▶ [WHAT IS REQUIRED]
Collect each line of the entries that holds the string "this".

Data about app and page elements
----

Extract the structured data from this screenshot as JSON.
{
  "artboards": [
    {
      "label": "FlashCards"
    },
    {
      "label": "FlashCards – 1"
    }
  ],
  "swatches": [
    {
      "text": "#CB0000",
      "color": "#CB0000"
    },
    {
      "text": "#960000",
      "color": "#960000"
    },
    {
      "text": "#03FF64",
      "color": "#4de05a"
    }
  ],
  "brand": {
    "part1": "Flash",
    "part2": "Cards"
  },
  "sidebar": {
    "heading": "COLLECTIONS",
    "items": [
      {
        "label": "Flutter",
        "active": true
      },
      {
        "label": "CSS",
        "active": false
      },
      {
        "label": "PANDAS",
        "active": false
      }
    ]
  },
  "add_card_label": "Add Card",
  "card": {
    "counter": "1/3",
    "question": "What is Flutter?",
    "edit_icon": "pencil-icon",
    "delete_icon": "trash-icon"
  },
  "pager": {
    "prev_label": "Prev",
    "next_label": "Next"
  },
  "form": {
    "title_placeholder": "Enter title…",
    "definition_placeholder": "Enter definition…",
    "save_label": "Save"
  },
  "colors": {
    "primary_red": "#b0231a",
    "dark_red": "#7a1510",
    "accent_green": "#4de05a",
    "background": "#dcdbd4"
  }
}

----

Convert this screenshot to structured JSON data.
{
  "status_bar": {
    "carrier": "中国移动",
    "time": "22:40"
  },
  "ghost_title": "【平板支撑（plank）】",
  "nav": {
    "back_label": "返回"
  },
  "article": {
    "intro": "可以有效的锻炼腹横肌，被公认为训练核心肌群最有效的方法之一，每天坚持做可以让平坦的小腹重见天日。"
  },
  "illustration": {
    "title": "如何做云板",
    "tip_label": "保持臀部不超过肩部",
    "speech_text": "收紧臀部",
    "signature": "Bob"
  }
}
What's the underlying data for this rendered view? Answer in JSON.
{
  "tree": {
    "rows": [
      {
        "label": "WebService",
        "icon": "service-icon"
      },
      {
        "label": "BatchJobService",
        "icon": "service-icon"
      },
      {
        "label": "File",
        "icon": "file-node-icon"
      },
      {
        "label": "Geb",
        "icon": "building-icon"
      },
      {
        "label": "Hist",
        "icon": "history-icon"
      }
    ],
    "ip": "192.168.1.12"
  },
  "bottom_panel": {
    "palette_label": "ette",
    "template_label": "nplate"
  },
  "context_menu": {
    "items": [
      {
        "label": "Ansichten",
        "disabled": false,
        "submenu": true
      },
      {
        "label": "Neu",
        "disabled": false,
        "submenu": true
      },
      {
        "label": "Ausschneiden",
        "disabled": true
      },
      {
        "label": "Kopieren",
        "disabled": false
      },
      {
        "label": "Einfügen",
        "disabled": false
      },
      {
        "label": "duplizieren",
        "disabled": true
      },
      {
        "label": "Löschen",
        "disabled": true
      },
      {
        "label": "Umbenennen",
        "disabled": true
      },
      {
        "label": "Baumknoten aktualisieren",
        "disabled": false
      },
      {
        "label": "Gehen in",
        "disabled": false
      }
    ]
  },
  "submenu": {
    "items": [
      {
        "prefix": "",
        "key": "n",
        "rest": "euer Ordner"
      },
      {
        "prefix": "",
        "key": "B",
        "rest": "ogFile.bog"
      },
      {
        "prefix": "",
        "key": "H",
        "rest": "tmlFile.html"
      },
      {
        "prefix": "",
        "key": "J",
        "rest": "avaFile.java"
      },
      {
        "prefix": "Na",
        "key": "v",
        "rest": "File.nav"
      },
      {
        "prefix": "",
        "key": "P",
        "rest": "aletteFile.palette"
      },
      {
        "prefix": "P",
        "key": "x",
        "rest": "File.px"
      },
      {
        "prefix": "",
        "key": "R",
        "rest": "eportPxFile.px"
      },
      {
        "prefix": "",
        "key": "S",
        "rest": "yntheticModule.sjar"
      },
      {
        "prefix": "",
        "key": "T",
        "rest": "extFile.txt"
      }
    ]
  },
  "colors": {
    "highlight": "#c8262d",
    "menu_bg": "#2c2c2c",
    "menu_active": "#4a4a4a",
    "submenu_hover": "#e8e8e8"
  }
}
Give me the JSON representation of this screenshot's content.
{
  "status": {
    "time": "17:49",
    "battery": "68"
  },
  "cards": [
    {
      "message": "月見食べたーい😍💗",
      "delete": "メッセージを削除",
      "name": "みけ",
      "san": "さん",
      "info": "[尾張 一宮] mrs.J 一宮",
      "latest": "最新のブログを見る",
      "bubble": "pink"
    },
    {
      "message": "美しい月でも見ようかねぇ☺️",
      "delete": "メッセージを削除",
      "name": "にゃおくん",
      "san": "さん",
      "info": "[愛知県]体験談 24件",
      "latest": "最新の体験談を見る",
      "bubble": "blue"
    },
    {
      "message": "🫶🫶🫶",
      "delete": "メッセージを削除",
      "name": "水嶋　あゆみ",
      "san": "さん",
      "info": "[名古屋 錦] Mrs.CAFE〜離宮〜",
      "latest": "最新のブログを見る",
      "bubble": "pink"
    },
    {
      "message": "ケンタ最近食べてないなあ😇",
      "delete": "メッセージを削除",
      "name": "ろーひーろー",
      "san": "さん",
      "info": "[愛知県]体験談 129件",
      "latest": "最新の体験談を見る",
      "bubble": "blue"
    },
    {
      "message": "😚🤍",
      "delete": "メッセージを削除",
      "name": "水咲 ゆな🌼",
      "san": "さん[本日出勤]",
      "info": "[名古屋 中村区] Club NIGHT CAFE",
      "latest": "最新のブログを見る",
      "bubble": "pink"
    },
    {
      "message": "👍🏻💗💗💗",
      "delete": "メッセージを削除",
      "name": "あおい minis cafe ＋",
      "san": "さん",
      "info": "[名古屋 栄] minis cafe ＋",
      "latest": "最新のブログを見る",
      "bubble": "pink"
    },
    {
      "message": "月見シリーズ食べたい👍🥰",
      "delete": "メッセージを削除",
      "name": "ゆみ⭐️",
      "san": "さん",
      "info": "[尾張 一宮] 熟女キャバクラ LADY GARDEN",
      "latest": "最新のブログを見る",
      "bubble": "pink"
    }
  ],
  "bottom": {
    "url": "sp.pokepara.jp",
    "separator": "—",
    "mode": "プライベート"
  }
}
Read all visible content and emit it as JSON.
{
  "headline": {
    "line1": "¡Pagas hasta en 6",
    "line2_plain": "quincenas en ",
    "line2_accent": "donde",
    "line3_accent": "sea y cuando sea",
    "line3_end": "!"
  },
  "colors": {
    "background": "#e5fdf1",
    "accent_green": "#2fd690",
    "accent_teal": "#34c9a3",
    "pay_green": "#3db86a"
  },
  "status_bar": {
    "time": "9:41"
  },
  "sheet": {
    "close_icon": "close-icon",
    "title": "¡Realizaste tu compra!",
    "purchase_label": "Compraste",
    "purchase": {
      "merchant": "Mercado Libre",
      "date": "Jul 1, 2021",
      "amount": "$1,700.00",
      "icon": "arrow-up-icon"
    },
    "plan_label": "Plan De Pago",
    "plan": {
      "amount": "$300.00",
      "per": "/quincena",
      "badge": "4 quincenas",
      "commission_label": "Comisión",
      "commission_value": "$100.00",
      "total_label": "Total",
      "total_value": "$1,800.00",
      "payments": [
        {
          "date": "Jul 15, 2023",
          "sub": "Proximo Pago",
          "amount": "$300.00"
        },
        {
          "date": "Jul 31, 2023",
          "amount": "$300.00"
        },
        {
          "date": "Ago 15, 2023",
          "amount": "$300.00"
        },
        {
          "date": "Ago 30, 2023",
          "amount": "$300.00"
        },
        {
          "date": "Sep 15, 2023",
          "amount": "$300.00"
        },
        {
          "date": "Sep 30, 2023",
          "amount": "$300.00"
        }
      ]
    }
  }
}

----

▶ [RESPONSE]
Extract the structured data from this screenshot as JSON.
Convert this screenshot to structured JSON data.
What's the underlying data for this rendered view? Answer in JSON.
Give me the JSON representation of this screenshot's content.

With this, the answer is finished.